(1994). International Journal of Psycho-Analysis, 75:375-385

Freud or Klein: Conflict or Compromise

Clifford Yorke


There have been some striking changes in Kleinian technique since the Freud–Klein controversies of fifty years ago. Some of these changes suggest unacknowledged shifts in underlying theory. Some may imply a measure of reversion to Freudian practices, but it is far from clear that such changes apply to the analysis of children. Others—most importantly in the understanding and handling of transference—have widened the existing gulf between the two psychological systems. While Klein herself unswervingly took a global view of transference, regarding it as 'the total situation', the majority of Kleinians have extended this broad clinical concept to include its manifestations in countertransference phenomena. Although, for the most part, Freudians agree that transference phenomena pervade the clinical situation, they take the view that a portmanteau concept obscures the rich variety and diversity of transference, and in doing so fails to take full account of the many forms and intricacies of psychic conflict. This view is illustrated by material from child analysis. It is argued that, where basic differences of clinical practice and the theoretical understanding on which it is based are beyond resolution, it is in the interests of both groups to acknowledge the fact.
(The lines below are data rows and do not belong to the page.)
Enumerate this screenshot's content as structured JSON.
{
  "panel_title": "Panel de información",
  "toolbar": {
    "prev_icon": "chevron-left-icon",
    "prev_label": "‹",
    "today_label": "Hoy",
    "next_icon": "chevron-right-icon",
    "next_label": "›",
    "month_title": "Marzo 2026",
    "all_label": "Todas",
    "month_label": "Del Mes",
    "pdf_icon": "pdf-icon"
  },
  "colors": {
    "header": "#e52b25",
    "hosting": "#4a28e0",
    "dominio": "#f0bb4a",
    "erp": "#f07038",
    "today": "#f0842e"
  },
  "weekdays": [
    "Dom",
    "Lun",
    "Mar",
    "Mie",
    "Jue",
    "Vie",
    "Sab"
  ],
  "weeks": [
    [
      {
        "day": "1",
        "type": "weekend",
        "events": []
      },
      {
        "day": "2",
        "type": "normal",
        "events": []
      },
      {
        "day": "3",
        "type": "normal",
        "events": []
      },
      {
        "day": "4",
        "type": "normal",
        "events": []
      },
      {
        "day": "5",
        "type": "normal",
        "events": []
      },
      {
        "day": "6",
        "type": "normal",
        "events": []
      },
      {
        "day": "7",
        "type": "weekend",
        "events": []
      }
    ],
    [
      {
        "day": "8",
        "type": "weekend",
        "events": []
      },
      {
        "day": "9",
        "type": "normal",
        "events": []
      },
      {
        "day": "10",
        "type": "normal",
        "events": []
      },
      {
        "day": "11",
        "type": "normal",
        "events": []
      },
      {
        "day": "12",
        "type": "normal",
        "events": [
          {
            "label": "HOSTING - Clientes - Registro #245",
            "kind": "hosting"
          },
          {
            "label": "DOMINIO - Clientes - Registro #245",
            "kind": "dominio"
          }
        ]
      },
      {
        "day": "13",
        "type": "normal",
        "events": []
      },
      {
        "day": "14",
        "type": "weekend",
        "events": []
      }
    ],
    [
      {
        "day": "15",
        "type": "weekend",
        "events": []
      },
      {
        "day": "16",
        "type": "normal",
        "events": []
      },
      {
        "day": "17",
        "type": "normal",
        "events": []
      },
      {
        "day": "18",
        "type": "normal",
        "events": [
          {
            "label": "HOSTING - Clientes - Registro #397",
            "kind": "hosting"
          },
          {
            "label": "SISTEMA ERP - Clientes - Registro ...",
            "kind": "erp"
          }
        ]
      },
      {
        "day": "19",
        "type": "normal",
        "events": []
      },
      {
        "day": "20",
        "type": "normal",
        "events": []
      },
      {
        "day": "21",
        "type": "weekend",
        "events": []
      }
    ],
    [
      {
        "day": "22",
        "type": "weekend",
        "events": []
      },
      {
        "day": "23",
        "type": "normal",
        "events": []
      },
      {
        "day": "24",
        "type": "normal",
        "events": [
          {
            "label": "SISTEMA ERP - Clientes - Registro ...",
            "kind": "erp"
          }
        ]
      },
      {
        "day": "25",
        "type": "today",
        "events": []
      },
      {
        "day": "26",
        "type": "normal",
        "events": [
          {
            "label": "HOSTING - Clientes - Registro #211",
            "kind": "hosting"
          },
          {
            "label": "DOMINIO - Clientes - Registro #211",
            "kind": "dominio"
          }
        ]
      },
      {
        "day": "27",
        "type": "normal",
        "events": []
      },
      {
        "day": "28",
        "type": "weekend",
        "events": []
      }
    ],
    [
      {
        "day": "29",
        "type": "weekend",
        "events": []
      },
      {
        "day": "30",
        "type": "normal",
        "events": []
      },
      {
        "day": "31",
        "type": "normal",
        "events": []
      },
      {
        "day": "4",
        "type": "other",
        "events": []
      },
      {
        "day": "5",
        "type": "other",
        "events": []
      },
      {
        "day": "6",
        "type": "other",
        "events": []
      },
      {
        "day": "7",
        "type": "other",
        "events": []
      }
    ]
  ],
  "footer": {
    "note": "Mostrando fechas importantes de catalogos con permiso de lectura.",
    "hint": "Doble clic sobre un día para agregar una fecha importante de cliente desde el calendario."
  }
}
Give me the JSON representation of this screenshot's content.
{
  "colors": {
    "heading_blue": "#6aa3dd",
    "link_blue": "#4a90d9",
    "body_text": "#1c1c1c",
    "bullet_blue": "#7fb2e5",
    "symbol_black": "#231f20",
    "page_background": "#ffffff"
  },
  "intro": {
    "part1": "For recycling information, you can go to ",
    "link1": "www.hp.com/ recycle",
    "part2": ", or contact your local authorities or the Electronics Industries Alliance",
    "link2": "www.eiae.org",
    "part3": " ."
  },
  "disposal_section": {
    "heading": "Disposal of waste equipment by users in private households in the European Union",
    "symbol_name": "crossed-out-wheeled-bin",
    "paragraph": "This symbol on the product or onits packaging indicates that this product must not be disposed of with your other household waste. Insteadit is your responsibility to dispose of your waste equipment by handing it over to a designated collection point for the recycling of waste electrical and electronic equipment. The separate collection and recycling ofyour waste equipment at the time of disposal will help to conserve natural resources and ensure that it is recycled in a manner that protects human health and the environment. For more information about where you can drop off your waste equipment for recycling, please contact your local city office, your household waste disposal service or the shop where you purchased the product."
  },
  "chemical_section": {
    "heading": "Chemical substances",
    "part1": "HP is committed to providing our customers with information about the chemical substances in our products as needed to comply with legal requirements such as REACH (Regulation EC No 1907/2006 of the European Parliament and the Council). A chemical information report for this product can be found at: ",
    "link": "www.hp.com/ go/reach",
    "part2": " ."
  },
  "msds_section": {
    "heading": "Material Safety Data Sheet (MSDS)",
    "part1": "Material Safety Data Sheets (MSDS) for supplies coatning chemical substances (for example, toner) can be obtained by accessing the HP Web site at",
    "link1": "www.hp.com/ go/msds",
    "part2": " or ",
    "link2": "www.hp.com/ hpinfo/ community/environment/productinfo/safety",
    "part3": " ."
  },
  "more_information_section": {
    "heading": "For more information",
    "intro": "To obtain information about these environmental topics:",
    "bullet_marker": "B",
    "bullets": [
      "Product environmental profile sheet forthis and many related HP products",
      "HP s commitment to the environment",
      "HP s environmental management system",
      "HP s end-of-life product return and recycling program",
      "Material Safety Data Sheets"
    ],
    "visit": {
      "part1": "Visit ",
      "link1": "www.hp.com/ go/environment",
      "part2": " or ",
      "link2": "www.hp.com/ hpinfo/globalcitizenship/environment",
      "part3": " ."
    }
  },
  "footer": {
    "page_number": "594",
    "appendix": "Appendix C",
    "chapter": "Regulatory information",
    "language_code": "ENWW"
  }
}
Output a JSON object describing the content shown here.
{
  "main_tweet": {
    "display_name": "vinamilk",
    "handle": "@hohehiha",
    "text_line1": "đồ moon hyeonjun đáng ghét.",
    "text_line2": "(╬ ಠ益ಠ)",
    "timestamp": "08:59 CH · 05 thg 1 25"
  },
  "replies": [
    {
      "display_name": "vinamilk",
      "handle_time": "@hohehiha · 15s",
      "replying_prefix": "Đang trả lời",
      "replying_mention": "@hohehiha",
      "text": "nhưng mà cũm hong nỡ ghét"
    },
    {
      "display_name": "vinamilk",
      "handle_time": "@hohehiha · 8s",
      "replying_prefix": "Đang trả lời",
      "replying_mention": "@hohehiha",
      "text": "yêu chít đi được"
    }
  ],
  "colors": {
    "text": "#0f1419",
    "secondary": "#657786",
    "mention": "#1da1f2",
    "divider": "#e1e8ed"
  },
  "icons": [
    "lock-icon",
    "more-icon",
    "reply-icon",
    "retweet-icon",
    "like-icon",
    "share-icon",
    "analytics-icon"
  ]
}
[This is a summary or excerpt from the full text of the book or article. The full text of the document is available to subscribers.]

Copyright © 2020, Psychoanalytic Electronic Publishing, ISSN 2472-6982 Customer Service | Help | FAQ | Download PEP Bibliography | Report a Data Error | About

WARNING! This text is printed for personal use. It is copyright to the journal in which it originally appeared. It is illegal to redistribute it in any form.